They’re not mythical characters from old movies or the stereotypes portrayed in modern media. Rich in culture and history, the Roma (gypsies) are the fastest growing demographic in Europe. All they’re asking is to have the same rights as everyone else. Right now, it's not even close.
Narrator: The Roma People, often called gypsies, arrived from India centuries ago and moved throughout Europe. Denied professions and land, they roamed in caravans with trades handed down through generations. Musicians, craftsman, horse traders, performers; they were objects of suspicion and mythology, victims of persecution, discrimination, slavery, and genocide.
Today, an estimated ten million Roma live across Europe. They come from diverse tribes and clans, with varying dialects and religions. Pushed to the margins of society, the Roma have made their homes in cities, suburbs, and isolated villages across Europe. Roma communities face eviction, harassment, deportation, overt public racism, ethnic violence, and pogroms. In 2010, hundreds of Roma were expelled from France, while in Italy, thousands have been left homeless as their camps are systematically demolished. According to the Washington Post, the deputy mayor of Milan has described gypsies as, "dark skinned people, not European, like you and me." Fewer than 40% of Roma children receive a basic primary education. 26% of Roma in central and Eastern Europe are completely illiterate. Roma communities have minimal access to health care, resulting in a child mortality rate three times higher than majority population. In Romania, 68% of Roma households reported having their children go hungry for lack of food at least once in the previous month. Most vulnerable of all, Roma girls often face child marriage, early child birth, and community pressure to abandon education. Roma are also the fastest growing demographic in Europe, with a young population in search of a living wage, and a place to make a home. There are doctors and lawyers, beggars and performers, students and teachers, voters and leaders. To survive and prosper they fight entrenched poverty and distrust with hope, education, and activism.
Roma are European citizens, endowed with full rights and responsibilities, but largely excluded from the benefits of democratic freedom and economic progress. But recently, law makers and international institutions have been putting Roma on the World's agenda. The European Union is working towards a common Roma strategy, The Decade of Roma Inclusion, a coordinated 10 year effort by 12 countries in central and eastern Europe, aims to measurably improve Roma welfare by 2015.

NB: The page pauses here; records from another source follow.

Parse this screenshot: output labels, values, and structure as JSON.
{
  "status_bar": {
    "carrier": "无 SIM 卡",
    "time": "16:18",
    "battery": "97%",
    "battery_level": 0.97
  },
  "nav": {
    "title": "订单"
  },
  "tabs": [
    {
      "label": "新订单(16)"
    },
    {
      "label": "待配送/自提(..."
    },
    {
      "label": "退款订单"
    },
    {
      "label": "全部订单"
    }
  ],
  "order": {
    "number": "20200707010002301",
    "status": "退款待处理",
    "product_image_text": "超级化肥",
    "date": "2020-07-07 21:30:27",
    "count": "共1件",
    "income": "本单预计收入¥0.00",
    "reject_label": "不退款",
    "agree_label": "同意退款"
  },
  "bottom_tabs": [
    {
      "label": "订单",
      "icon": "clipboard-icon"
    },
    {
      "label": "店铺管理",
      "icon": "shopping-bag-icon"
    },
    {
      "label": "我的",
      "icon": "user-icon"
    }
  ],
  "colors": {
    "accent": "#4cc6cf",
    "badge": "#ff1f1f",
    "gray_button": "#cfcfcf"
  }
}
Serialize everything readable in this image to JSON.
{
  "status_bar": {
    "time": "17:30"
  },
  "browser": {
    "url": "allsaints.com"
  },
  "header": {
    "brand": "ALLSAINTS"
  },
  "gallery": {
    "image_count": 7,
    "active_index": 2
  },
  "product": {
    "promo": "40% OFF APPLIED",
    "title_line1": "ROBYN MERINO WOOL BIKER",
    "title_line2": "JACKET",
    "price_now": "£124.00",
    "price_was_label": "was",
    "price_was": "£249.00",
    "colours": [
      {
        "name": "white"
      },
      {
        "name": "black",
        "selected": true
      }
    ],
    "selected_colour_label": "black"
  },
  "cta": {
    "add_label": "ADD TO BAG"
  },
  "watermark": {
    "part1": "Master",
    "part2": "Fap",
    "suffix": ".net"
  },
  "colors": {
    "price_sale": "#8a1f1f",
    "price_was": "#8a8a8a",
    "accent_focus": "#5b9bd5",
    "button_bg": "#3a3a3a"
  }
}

Since 2003, the National Democratic Institute, or NDI, has empowered Roma communities to speak out and make change real through the ballot box, media advocacy, and local government. Change is happening. In 2004, Hungary elected Livia Euroga[SP] as the first Romani member of European Parliament. Throughout the region,Romani enter politics as local counselors, mayors, and members of Parliament, looking to give their people a voice in government. In Slovakia alone, voters elected 29 Roma candidates, including one woman, to lead their communities as mayors. Armed with new political tools, and a strong belief in their own ability to affect change, the Roma are advocating for a better life, and reconciliation through civic activism and community organization. Who are the Roma?
[speech in Romani language]
We are the Roma.